TASK TO CARRY OUT: Return all the entries. Match them word for word.

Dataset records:
______________________________

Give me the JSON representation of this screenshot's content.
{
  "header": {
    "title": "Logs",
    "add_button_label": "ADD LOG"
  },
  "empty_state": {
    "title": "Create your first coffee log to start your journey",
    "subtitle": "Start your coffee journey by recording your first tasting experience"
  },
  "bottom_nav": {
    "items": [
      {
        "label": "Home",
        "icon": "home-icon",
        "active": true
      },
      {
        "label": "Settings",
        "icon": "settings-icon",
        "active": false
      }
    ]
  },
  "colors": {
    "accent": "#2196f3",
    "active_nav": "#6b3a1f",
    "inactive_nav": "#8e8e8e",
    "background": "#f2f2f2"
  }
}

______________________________

COMPLETED EXERCISE:
Give me the JSON representation of this screenshot's content.
{
  "header": {
    "title": "Logs",
    "add_button_label": "ADD LOG"
  },
  "empty_state": {
    "title": "Create your first coffee log to start your journey",
    "subtitle": "Start your coffee journey by recording your first tasting experience"
  },
  "bottom_nav": {
    "items": [
      {
        "label": "Home",
        "icon": "home-icon",
        "active": true
      },
      {
        "label": "Settings",
        "icon": "settings-icon",
        "active": false
      }
    ]
  },
  "colors": {
    "accent": "#2196f3",
    "active_nav": "#6b3a1f",
    "inactive_nav": "#8e8e8e",
    "background": "#f2f2f2"
  }
}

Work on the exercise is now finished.